Data shown »
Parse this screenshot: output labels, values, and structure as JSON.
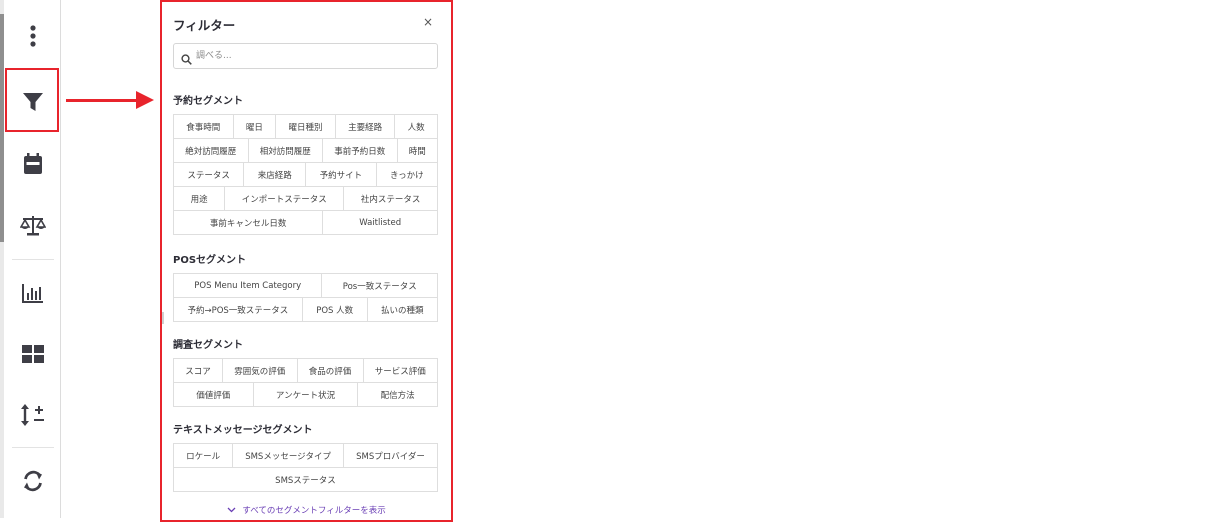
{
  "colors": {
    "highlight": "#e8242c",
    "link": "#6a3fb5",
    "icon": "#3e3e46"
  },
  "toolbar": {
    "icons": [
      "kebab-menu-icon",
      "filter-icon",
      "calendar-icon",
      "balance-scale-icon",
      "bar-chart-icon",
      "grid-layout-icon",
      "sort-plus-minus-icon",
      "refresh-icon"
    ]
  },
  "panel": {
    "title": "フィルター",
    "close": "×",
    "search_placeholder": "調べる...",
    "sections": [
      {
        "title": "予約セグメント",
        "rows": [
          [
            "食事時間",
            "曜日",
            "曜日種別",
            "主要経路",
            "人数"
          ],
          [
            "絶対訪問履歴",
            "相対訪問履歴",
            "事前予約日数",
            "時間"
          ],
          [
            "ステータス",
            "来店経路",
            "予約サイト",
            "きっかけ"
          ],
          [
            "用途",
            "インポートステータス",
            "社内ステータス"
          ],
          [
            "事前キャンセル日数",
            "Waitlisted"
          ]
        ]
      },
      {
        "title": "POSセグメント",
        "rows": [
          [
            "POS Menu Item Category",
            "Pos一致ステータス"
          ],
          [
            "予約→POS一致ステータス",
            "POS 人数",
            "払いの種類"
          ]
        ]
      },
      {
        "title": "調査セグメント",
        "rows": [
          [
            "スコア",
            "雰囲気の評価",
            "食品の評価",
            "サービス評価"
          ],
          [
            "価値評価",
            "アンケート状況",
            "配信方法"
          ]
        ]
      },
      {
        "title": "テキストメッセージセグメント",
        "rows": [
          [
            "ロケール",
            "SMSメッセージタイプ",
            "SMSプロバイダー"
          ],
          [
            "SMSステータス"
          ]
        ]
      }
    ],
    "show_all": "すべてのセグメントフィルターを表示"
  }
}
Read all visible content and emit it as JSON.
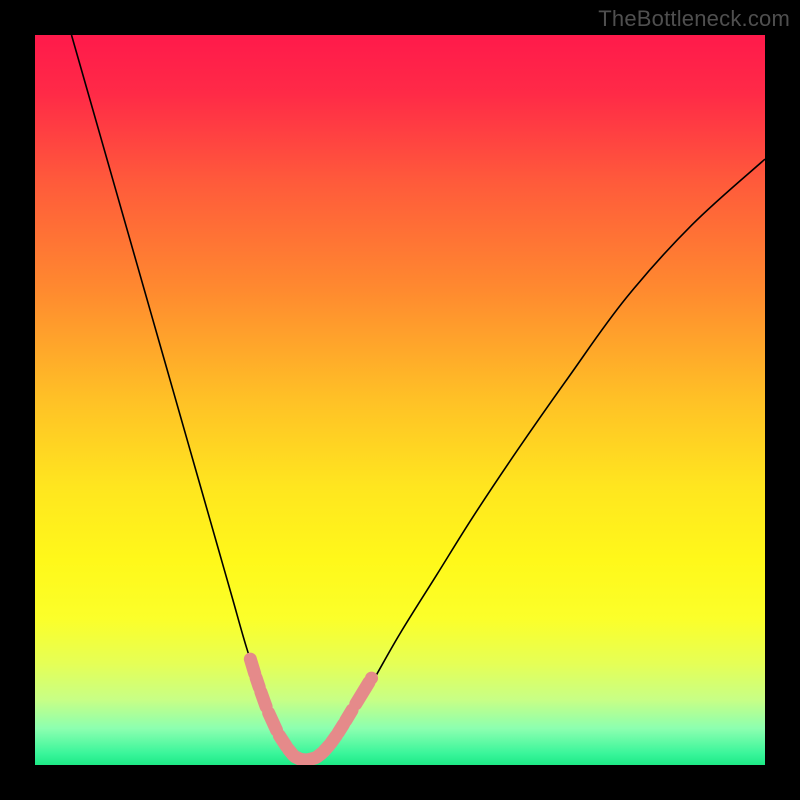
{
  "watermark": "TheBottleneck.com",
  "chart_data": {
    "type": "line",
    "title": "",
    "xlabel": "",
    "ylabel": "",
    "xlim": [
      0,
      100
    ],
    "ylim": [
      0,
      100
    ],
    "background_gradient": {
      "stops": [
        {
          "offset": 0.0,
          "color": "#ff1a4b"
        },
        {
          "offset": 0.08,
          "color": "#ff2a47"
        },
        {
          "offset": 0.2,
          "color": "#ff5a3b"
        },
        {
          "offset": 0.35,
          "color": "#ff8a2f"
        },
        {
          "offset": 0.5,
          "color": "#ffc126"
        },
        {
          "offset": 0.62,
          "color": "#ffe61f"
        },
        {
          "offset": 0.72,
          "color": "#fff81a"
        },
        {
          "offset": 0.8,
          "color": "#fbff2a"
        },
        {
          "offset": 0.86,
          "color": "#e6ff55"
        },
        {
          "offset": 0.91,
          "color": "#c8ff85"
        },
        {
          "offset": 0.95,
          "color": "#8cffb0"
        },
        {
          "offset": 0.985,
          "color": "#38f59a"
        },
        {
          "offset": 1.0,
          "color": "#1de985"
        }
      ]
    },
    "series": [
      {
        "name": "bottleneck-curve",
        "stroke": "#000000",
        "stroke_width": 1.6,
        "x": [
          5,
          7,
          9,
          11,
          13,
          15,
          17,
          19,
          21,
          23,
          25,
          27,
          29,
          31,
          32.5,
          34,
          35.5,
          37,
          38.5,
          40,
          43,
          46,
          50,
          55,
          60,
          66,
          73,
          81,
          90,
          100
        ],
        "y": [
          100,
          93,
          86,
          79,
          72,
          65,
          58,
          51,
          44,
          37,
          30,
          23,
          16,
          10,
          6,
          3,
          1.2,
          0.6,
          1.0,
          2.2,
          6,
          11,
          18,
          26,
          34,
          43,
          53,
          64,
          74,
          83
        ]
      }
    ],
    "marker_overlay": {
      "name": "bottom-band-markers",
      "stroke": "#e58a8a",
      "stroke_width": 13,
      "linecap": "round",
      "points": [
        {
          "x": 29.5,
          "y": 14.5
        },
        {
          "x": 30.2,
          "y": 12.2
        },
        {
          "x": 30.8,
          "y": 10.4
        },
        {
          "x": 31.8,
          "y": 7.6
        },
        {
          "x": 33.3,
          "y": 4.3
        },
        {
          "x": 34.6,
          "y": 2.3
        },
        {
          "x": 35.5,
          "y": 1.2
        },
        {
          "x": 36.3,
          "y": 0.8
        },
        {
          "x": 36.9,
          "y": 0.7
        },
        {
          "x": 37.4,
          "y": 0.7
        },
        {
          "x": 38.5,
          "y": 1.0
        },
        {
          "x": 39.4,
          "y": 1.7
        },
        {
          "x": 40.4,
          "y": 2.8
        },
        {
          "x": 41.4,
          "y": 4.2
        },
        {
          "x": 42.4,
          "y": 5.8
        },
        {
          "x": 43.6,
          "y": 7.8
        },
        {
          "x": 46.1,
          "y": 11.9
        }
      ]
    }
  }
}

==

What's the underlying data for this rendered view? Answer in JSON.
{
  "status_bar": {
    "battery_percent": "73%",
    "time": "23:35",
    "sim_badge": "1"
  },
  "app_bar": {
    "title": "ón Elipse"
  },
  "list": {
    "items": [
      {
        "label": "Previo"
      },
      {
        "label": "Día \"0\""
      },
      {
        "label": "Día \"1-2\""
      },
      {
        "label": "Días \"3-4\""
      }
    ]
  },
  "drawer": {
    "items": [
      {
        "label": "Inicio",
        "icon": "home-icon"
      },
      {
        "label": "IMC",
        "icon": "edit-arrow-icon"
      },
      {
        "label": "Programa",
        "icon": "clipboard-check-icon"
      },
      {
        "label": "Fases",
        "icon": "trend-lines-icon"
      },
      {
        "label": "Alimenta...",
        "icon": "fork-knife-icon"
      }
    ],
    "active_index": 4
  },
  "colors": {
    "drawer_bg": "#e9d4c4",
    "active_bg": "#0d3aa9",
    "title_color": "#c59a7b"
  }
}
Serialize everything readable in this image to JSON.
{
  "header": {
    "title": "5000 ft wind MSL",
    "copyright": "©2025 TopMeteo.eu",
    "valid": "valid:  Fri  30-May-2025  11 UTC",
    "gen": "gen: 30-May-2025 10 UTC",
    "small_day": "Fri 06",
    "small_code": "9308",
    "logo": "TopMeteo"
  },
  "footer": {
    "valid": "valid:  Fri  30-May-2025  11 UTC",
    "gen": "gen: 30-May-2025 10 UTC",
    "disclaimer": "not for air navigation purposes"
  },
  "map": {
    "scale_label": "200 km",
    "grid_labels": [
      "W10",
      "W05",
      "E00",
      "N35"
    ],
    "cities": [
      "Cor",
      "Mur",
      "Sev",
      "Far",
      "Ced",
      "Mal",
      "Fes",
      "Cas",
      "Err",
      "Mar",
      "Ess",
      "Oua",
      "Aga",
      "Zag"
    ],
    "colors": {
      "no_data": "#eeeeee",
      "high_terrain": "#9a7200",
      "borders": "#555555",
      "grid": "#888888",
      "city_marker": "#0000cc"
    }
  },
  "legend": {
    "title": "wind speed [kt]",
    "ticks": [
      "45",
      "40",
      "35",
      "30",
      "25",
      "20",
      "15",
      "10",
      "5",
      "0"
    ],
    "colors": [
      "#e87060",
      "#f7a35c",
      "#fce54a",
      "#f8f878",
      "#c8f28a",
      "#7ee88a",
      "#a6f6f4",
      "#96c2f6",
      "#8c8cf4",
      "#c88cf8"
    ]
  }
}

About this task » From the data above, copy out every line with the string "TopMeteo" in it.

Output of the exercise »
    "copyright": "©2025 TopMeteo.eu",
    "logo": "TopMeteo"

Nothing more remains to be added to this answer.